#### EXERCISE PROMPT:
Reproduce all entries precisely as they are written.

Data records for software interfaces
§ §

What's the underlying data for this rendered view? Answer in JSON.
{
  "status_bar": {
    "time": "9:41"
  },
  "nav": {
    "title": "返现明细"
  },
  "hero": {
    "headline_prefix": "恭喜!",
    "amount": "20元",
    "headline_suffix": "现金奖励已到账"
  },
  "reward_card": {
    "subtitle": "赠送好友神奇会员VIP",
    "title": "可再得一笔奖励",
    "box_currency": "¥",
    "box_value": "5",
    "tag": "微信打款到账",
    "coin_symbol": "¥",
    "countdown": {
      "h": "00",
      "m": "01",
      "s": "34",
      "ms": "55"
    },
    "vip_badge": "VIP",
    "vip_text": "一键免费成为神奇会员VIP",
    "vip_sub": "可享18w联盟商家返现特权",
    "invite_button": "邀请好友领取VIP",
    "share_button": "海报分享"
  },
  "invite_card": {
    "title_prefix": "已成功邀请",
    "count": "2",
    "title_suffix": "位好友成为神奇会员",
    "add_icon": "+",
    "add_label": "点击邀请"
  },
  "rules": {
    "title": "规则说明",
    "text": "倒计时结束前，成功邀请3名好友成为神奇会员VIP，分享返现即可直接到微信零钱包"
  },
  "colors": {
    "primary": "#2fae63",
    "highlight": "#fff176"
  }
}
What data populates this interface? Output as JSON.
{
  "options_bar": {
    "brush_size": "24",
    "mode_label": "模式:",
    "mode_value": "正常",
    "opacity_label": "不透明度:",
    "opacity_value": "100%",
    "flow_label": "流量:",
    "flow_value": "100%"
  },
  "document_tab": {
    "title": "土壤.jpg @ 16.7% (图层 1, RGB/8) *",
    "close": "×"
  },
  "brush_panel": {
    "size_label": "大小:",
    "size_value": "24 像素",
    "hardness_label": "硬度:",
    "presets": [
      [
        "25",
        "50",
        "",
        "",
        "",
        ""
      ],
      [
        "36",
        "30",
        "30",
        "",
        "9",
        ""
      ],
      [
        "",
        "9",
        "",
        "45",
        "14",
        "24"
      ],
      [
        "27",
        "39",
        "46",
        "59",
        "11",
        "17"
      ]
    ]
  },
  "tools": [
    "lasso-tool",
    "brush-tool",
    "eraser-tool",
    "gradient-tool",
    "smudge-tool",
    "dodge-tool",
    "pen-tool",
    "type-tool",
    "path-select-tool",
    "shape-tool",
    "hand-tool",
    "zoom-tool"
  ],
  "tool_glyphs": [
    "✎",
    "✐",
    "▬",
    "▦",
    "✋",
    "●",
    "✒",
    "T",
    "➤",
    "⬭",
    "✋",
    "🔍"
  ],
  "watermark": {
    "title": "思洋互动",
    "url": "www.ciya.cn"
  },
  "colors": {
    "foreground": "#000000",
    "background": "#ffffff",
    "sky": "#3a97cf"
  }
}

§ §

#### YOUR SOLUTION:
What's the underlying data for this rendered view? Answer in JSON.
{
  "status_bar": {
    "time": "9:41"
  },
  "nav": {
    "title": "返现明细"
  },
  "hero": {
    "headline_prefix": "恭喜!",
    "amount": "20元",
    "headline_suffix": "现金奖励已到账"
  },
  "reward_card": {
    "subtitle": "赠送好友神奇会员VIP",
    "title": "可再得一笔奖励",
    "box_currency": "¥",
    "box_value": "5",
    "tag": "微信打款到账",
    "coin_symbol": "¥",
    "countdown": {
      "h": "00",
      "m": "01",
      "s": "34",
      "ms": "55"
    },
    "vip_badge": "VIP",
    "vip_text": "一键免费成为神奇会员VIP",
    "vip_sub": "可享18w联盟商家返现特权",
    "invite_button": "邀请好友领取VIP",
    "share_button": "海报分享"
  },
  "invite_card": {
    "title_prefix": "已成功邀请",
    "count": "2",
    "title_suffix": "位好友成为神奇会员",
    "add_icon": "+",
    "add_label": "点击邀请"
  },
  "rules": {
    "title": "规则说明",
    "text": "倒计时结束前，成功邀请3名好友成为神奇会员VIP，分享返现即可直接到微信零钱包"
  },
  "colors": {
    "primary": "#2fae63",
    "highlight": "#fff176"
  }
}
What data populates this interface? Output as JSON.
{
  "options_bar": {
    "brush_size": "24",
    "mode_label": "模式:",
    "mode_value": "正常",
    "opacity_label": "不透明度:",
    "opacity_value": "100%",
    "flow_label": "流量:",
    "flow_value": "100%"
  },
  "document_tab": {
    "title": "土壤.jpg @ 16.7% (图层 1, RGB/8) *",
    "close": "×"
  },
  "brush_panel": {
    "size_label": "大小:",
    "size_value": "24 像素",
    "hardness_label": "硬度:",
    "presets": [
      [
        "25",
        "50",
        "",
        "",
        "",
        ""
      ],
      [
        "36",
        "30",
        "30",
        "",
        "9",
        ""
      ],
      [
        "",
        "9",
        "",
        "45",
        "14",
        "24"
      ],
      [
        "27",
        "39",
        "46",
        "59",
        "11",
        "17"
      ]
    ]
  },
  "tools": [
    "lasso-tool",
    "brush-tool",
    "eraser-tool",
    "gradient-tool",
    "smudge-tool",
    "dodge-tool",
    "pen-tool",
    "type-tool",
    "path-select-tool",
    "shape-tool",
    "hand-tool",
    "zoom-tool"
  ],
  "tool_glyphs": [
    "✎",
    "✐",
    "▬",
    "▦",
    "✋",
    "●",
    "✒",
    "T",
    "➤",
    "⬭",
    "✋",
    "🔍"
  ],
  "watermark": {
    "title": "思洋互动",
    "url": "www.ciya.cn"
  },
  "colors": {
    "foreground": "#000000",
    "background": "#ffffff",
    "sky": "#3a97cf"
  }
}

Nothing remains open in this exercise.